To do — Pull out every line below containing the word "études".

Supplied information —

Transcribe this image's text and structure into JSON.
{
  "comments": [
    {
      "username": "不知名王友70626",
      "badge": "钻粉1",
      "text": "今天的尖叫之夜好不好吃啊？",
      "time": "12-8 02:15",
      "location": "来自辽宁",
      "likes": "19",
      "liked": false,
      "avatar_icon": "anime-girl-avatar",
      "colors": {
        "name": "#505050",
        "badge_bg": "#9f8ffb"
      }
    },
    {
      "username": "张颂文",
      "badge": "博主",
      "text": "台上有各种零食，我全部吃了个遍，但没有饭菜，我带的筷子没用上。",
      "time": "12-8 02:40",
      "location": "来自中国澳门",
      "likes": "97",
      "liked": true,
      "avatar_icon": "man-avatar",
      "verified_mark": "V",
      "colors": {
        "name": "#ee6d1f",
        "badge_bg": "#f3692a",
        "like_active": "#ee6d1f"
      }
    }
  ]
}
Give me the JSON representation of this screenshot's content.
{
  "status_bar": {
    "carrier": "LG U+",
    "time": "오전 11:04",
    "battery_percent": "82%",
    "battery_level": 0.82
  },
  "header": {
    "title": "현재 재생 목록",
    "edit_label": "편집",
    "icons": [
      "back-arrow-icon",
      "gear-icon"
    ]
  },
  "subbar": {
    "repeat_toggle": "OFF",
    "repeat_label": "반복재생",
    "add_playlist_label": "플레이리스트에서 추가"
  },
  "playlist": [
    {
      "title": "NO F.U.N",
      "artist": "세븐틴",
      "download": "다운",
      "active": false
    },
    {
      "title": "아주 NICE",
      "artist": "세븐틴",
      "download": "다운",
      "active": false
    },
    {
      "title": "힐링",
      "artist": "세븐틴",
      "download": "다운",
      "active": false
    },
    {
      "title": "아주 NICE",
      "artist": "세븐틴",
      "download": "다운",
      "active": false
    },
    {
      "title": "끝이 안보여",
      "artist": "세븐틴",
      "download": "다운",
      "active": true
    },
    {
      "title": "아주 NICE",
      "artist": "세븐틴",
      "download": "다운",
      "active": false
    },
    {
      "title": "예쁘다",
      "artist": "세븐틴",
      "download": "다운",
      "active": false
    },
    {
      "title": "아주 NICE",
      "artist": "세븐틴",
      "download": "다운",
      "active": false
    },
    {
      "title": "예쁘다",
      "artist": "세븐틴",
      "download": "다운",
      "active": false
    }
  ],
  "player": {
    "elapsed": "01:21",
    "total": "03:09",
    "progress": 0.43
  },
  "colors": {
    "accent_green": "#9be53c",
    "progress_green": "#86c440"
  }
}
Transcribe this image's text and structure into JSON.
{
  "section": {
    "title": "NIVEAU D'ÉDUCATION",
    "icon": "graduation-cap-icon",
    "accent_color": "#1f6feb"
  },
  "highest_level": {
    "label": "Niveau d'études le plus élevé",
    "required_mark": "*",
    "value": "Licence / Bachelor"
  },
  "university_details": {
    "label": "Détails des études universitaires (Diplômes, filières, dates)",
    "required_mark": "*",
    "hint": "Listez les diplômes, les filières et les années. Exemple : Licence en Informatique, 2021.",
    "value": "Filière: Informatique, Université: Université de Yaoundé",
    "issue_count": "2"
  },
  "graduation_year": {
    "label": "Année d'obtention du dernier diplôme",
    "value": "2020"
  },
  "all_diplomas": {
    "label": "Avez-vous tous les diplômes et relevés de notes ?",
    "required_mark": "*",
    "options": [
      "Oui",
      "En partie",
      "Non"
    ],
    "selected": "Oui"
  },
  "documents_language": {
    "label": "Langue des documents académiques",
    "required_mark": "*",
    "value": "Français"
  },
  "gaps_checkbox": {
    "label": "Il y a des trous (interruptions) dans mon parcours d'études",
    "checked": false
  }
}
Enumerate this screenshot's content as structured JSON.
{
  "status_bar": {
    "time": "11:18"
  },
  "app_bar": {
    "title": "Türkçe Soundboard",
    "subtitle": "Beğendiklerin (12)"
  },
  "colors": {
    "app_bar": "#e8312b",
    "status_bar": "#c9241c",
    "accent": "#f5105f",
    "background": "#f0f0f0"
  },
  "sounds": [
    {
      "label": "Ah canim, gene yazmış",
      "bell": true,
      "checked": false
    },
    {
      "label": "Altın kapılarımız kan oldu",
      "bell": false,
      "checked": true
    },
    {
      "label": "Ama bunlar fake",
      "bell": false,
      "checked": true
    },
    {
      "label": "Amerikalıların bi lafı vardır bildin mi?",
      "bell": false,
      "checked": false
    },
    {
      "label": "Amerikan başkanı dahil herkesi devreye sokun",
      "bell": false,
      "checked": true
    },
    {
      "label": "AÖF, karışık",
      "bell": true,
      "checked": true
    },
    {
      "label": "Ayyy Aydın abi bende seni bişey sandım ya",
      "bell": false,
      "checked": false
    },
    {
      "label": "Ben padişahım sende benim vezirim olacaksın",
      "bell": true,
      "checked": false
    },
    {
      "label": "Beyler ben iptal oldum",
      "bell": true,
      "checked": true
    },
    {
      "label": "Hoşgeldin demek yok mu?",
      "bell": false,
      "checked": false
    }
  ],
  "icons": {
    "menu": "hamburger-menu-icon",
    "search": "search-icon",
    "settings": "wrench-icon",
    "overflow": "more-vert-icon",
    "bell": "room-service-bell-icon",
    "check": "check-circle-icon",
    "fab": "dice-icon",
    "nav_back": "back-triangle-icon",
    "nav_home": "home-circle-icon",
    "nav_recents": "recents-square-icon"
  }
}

Answer area —
    "label": "Niveau d'études le plus élevé",
    "label": "Détails des études universitaires (Diplômes, filières, dates)",
    "label": "Il y a des trous (interruptions) dans mon parcours d'études",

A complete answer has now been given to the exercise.